    • the specific heat is 1.0 cal/g°C
    • the mass of water is 25.1 g
    • the temperature change is 72.0°C
  3. How is the information in the problem related to the unknown? The relationship between heat and temperature change is

    heat = mass × specific heat × temperature change

  4. Do the math. Now you're ready to do the calculation itself:

    heat = (25.1 g)(1.0 cal/g°C)(72.0°C)

  5. Is the final answer in the correct units? You want only calories. All other units should 'cancel' in the calculation somewhere.
  6. Is the size of the answer reasonable? Your reasoning should go something like this: The specific heat means that it takes 1.0 calories of heat to warm 1 g of water up by 1°C. So it should take 25.1 calories to warm up 25.1 g of water by 1°C. And it should take 72.0×25.1 calories to warm up 25.1 g of water by 72.0°C.

    You can also check the answer by working the problem backwards. For example, take the calories just calculated and divide them by the temperature change and the grams of water; do you get a specific heat of 1.0 cal/g°C?

Author: Fred Senese senese@antoine.frostburg.edu



General Chemistry Online! How can I calculate the energy required to cause a temperature rise?

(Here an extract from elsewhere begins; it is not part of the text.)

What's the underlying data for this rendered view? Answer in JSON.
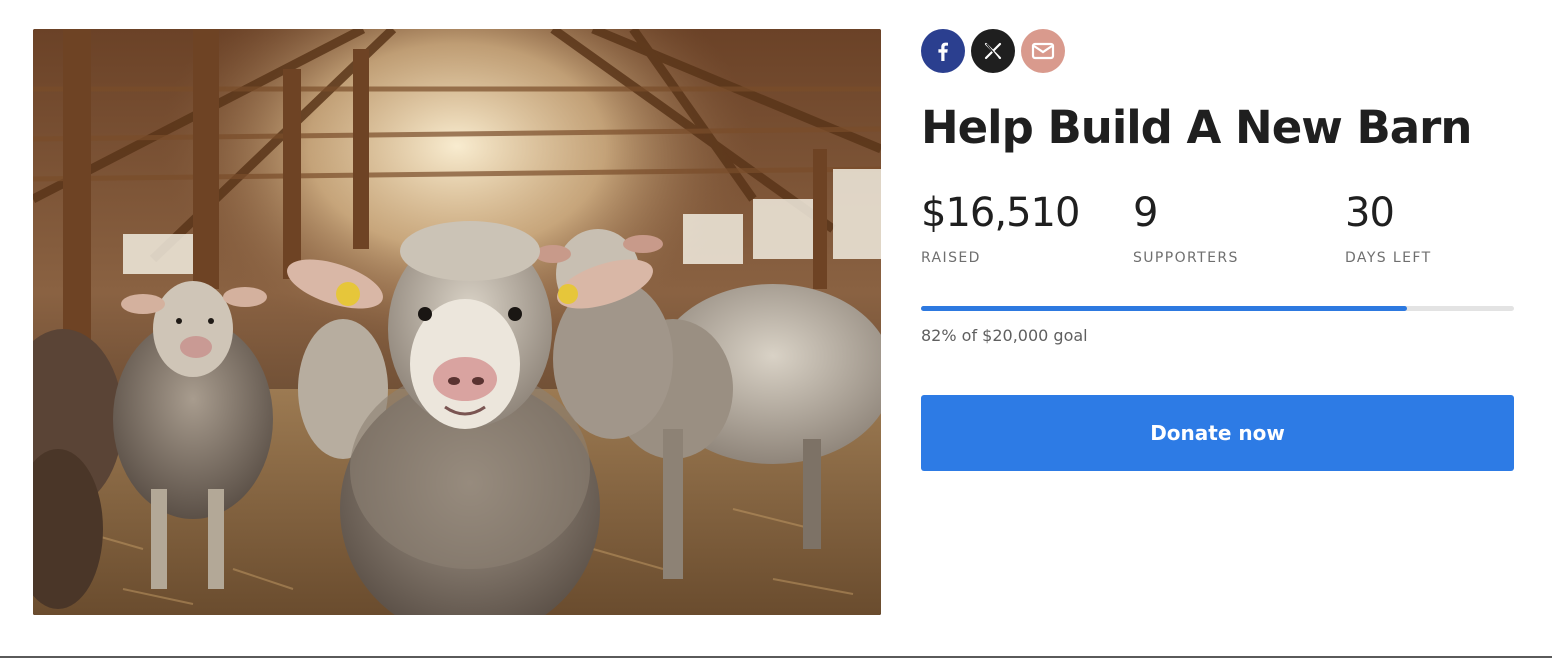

Copyright © 1997-2010 by Fred Senese
Comments & questions to fsenese@frostburg.edu
Last Revised 02/15/10.URL: http://antoine.frostburg.edu/chem/senese/101/thermo/faq/energy-required-for-temperature-rise.shtml